- The task
Each line below that contains "kind" counts once; report the total and nothing more.

- Stored data
BEGIN

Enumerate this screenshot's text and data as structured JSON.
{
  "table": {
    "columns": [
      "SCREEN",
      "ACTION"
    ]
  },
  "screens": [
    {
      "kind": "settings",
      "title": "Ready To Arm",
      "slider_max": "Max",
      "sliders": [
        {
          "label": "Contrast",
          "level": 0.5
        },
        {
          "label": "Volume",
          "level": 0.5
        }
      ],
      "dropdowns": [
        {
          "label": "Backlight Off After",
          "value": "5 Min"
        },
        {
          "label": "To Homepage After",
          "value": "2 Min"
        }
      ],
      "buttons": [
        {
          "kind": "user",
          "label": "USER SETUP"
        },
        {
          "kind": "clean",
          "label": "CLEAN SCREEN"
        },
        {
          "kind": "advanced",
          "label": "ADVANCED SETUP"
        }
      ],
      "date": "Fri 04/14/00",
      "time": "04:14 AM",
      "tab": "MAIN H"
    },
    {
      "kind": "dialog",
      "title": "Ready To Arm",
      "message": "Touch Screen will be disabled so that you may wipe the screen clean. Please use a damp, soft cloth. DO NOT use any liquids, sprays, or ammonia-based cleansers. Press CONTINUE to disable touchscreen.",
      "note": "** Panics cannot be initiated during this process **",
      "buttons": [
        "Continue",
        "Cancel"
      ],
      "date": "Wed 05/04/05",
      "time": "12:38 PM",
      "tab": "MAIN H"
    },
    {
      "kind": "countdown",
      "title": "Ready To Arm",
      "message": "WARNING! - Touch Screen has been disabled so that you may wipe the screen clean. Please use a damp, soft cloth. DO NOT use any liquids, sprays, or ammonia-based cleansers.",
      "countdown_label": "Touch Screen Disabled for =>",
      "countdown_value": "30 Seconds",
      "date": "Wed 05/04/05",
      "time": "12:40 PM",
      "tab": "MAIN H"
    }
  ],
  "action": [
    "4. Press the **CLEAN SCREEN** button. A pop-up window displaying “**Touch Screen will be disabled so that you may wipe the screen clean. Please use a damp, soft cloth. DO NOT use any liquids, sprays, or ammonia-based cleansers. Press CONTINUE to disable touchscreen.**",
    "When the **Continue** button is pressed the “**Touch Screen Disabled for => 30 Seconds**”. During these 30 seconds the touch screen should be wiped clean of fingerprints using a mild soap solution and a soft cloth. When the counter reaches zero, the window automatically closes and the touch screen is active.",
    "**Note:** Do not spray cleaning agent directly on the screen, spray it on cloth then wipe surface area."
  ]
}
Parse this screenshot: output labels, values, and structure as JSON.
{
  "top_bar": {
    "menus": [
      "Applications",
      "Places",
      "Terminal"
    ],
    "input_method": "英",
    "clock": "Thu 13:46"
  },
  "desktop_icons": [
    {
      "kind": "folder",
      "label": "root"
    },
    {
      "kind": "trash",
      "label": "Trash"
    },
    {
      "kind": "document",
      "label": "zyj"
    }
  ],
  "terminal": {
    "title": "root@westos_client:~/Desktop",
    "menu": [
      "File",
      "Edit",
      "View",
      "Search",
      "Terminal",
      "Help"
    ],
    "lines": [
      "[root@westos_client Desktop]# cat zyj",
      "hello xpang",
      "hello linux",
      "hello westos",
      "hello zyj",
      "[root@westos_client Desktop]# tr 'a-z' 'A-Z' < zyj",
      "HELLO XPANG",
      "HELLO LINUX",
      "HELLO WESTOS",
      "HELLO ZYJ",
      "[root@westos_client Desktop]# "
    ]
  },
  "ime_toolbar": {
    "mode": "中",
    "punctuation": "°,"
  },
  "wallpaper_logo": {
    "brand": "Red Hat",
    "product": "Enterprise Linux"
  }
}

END

- Answer for this exercise
9